Vanquish Oil & Gas (“Vanquish”), now in receivership, was a trustee under a joint operating agreement for an oil well. It was required to remit 45% of the well’s net production proceeds to a proportional owner - either Karl Oil and Gas Ltd. or Choice Resources Corporation (who disputed the entitlement at the time).

The joint operating agreement (“JOA”) provided that as production revenues were paid to Vanquish, the 45% remittance moneys were deemed to be held in trust for the proportional owner. Under the JOA Vanquish was permitted to intermingle the trust monies. As a result, all revenues were paid into Vanquish’s general account.

On March 14, 2007 the general account balance was approximately $40,000. On March 16, 2007 an additional $40,000 was deposited, which moneys were impressed with the trust obligation. On subsequent dates, further proceeds were deposited from other sources that were not expressly subject to the trust obligation. The balance at the time of receivership was approximately $417,000. At this time, Vanquish was in arrears of its trust remittances in the approximate amount of $320,000.

The receiver sold all of the assets of Vanquish on behalf of the secured creditor of Vanquish. The question before the Court was whether the rights of Karl or Choice as trust beneficiary extended to the additional deposits in the general account, or to the proceeds of the sale of the assets of Vanquish, in priority to a secured creditor.

A trust relationship extends proprietary rights to the beneficiaries. Where third parties deal with trust property and are not aware of these proprietary rights, the beneficiaries’ proprietary rights are extinguished so as to protect the innocent third party. The risk of a breach of trust by a trustee therefore falls on the beneficiaries. In cases of constructive trusts, often used as an equitable remedy to grant proprietary rights, the court will refrain from granting a constructive trust where to do so would impeach the rights of a bona fide third party.

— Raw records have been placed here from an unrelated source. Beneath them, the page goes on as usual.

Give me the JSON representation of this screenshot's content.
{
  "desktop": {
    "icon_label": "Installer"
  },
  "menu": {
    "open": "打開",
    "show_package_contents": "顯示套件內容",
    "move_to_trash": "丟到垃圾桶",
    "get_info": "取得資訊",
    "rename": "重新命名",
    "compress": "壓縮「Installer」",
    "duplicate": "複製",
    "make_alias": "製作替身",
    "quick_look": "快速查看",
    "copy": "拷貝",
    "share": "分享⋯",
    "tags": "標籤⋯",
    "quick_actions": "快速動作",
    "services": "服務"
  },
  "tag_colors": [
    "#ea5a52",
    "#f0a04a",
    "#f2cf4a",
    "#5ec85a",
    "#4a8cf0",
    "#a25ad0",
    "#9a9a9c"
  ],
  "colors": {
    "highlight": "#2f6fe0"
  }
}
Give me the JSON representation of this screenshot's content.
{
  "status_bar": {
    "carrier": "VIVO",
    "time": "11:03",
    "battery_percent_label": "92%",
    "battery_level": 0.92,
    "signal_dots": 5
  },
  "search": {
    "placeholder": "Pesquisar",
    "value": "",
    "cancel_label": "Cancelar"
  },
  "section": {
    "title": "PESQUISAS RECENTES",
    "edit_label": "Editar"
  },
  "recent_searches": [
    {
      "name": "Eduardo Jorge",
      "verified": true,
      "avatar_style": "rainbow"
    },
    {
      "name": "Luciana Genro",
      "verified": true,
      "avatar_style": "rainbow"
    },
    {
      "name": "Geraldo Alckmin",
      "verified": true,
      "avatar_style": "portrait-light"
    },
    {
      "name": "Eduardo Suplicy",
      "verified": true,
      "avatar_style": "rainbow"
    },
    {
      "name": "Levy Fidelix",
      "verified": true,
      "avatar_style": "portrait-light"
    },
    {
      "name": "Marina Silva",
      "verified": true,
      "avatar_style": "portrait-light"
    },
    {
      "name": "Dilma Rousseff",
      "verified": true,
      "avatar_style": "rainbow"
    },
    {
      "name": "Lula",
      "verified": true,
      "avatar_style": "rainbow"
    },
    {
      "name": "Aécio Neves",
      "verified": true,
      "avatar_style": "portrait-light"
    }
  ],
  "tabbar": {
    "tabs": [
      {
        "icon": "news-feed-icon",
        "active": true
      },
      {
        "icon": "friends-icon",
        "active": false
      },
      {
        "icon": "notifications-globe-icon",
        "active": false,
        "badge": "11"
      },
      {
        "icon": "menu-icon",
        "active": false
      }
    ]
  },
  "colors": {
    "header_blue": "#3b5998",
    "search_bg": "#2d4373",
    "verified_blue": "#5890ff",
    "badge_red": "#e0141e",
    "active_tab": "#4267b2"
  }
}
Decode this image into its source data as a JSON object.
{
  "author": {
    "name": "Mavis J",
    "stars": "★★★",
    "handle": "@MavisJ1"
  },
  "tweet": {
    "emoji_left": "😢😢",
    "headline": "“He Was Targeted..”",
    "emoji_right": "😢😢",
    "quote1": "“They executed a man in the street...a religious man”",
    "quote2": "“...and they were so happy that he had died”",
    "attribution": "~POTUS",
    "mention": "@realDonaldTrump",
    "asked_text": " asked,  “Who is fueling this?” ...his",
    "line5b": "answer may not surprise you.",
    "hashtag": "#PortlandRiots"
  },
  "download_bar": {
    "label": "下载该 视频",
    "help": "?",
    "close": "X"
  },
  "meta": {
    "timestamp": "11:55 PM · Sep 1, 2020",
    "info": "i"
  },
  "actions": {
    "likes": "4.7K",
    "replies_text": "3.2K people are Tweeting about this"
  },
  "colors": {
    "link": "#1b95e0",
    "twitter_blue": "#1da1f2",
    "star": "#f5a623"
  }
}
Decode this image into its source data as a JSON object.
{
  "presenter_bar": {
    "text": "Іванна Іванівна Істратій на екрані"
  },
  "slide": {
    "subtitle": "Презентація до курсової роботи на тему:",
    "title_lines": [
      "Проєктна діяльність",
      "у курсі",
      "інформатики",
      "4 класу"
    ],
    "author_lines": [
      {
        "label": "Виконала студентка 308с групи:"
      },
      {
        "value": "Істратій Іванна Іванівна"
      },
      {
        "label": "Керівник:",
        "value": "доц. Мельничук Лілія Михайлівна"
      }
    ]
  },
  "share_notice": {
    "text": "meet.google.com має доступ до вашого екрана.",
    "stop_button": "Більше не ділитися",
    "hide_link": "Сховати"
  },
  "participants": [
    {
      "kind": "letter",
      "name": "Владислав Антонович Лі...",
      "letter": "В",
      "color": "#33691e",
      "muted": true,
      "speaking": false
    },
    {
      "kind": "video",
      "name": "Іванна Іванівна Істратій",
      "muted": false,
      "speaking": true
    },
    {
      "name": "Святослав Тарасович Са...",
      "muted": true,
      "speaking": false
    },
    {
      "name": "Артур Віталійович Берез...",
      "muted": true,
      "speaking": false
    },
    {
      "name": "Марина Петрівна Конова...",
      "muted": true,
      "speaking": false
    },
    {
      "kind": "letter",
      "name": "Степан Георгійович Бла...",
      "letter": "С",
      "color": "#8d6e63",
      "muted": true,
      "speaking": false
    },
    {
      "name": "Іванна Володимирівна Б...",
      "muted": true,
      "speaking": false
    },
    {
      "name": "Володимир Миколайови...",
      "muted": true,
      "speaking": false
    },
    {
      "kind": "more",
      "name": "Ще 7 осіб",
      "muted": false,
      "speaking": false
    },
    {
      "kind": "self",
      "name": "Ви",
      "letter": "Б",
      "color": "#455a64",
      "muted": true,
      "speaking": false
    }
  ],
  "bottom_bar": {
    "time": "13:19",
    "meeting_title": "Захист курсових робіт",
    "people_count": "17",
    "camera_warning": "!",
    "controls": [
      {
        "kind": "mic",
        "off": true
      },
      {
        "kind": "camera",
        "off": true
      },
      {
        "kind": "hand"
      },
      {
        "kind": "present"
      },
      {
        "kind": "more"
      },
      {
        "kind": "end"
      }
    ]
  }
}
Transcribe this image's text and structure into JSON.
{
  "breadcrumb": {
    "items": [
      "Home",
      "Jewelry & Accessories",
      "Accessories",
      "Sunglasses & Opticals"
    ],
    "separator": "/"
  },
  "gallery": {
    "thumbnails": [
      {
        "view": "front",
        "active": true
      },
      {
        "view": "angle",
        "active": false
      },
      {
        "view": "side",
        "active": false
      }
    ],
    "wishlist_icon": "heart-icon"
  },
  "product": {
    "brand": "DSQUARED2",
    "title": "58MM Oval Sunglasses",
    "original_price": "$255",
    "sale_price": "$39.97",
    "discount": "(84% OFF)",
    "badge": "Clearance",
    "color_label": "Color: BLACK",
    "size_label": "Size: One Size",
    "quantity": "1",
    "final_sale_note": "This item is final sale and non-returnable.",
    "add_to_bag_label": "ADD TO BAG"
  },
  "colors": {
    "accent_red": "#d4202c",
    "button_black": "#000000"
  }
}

At the time of payment to Vanquish, the trust moneys would have been held for the beneficiary (Karl or Choice) and would have been protected from secured creditors. In cases where trust moneys are intermingled, such as this, a trustee is presumed honest and any disbursements to innocent third parties made from the intermingled funds are deemed to be paid firstly from non-trust funds. At the time Vanquish’s account balance was at its lowest on March 14, 2007, those moneys had been paid into the account under the operating agreement and were considered wholly trust moneys. The following $40,000 (deposited March 16, 2007) was also deposited under the operating agreement and was considered trust moneys.

The deposits made after March 16, 2007 were not made under the operating agreement. It was argued that, as at this time the trust moneys had already fallen into arrears, that these deposits were made in “replenishment” of the improperly disbursed trust monies. The Court rejected the idea that the trustee had only “borrowed” the improperly disbursed trust monies. Rather, the Court decided the loss must be shouldered by the beneficiaries who cannot claim a proprietary interest in the subsequent replenishment of the account.

In result, the Alberta Court of Appeal overturned the finding of the Court below. The Appellate Court found that, upon the insolvency and receivership of the trustee, trust moneys were insulated from the creditors of the trustee as they did not form a part of the general account balance. However, subsequent deposits and sale proceeds were available for the benefit of the trustee’s secured creditor as the trust agreement did not extend either an express or constructive trust to these moneys. This could only be avoided if there was clear intent of the trustee to replenish the missing trust funds, which was not the case for Vanquish.